1st Edition

In Between Subjects A Critical Genealogy of Queer Performance

By Amelia Jones Copyright 2021
    384 Pages
    by Routledge

    384 Pages
    by Routledge

    This volume is a study of the connected ideas of "queer" and "gender performance" or "performativity" over the past several decades, providing an ambitious history and crucial examination of these concepts while questioning their very bases.

    Addressing cultural forms from 1960s–70s sociology, performance art, and drag queen balls to more recent queer voguing performances by Pasifika and Māori people from New Zealand and pop culture television shows such as RuPaul’s Drag Race, the book traces how and why "queer" and "performativity" seem to belong together in so many discussions around identity, popular modes of gender display, and performance art. Drawing on art history and performance studies but also on feminist, queer, and sexuality studies, and postcolonial, indigenous, and critical race theoretical frameworks, it seeks to denaturalize these assumptions by questioning the US-centrism and white-dominance of discourses around queer performance or performativity. The book’s narrative is deliberately recursive, itself articulated in order performatively to demonstrate the specific valence and social context of each concept as it emerged, but also the overlap and interrelation among the terms as they have come to co-constitute one another in popular culture and in performance and visual arts theory, history, and practice.  

    Written from a hybrid art historical and performance studies point of view, this will be essential reading for all those interested in art, performance, and gender, as well as in queer and feminist theory.

    List of illustrations



    Chapter 1: Introduction: performing (queer) art and theory, relationally

    Chapter 2: Performativity

    Chapter 3: Relationality

    Chapter 4: Theatricality

    Chapter 5: Queer

    Chapter 6: Other

    Chapter 7: Trans


    A feminist curator, theorist, and historian of art and performance, Amelia Jones is the Robert A. Day Professor and Vice Dean of Academics and Research at the Roski School of Art and Design at University of Southern California.
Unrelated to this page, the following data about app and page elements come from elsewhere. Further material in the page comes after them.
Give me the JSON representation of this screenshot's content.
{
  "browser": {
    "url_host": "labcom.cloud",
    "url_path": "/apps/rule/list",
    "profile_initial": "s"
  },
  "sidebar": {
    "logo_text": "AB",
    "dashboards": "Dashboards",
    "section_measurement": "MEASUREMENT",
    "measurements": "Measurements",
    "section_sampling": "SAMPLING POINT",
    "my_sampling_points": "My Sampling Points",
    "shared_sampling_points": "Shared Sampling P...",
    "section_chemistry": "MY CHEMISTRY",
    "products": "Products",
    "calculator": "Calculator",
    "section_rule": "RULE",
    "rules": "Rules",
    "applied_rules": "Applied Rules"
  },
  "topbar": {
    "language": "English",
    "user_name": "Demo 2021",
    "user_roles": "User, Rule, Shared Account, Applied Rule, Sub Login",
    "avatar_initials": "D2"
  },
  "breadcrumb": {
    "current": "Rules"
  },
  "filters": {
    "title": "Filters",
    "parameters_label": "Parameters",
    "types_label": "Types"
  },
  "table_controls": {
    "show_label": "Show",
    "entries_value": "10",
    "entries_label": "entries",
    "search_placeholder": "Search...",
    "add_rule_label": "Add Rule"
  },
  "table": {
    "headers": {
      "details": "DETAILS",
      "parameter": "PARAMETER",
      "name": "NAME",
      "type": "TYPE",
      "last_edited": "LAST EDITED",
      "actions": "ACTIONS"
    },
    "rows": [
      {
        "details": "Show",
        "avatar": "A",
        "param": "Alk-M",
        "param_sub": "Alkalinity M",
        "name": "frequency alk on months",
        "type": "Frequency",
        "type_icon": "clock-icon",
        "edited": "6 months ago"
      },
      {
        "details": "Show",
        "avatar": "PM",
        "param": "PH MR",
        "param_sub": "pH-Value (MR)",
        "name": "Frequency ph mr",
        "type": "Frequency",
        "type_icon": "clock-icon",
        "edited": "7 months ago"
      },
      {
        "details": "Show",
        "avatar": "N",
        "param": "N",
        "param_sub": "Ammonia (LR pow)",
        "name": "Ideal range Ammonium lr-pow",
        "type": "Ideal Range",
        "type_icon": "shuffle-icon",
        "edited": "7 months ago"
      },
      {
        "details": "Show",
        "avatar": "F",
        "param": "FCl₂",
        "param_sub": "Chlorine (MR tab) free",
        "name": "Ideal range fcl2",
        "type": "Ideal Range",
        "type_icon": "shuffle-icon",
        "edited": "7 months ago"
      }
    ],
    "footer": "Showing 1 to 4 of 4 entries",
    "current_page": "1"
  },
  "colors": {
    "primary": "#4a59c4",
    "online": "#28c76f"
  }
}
    "Amelia Jones has written another essential book. In Between Subjects: A Critical Genealogy of Queer Performance deftly traces post-WWII theories, practices, and poetics of relationality and queer performativity across a globally diverse range of performance-based artworks. The back-stories she brings to the fore, and the genealogies she illuminates for readers are punctuated by movingly visceral and highly local accounts in which the author performs her relations to the art works she summons to account. This book will be a vital companion not only for art historians and performance theorists but for all whose inquiries into art making, life making, and world making congregate under or otherwise gesture toward capacious, critical, and affirmative queerness."

    Rebecca Schneider, Brown University


    "Deftly moving between the personal and historical, Amelia Jones dives into the concept of queerness such that its conjunction with performance unfurls into the fraught territories of race, coloniality, and the nature of presence. Jones anchors these unruly genealogies with meditations on performances so that the question of betweenness hovers in the air, always moving between what has already been done and what can be done. How have we learned to think about performance and how can queerness help us undo that?"  

    Amber Jamilla Musser, George Washington University

    "In this remarkable study, Amelia Jones critically examines the genealogy of the concepts of “queer”, “performance”, and “performativity”. The author mobilizes—in a non-hierarchical way—multiple sources, such as art history and pop culture, performance, gender, and postcolonial studies, as well as her individual experiences of queer and queer-related topics, seeking to question and problematize the dominance of Western-centrist and mostly white discourses around these concepts."

    Sasha Pevak, Critique d'art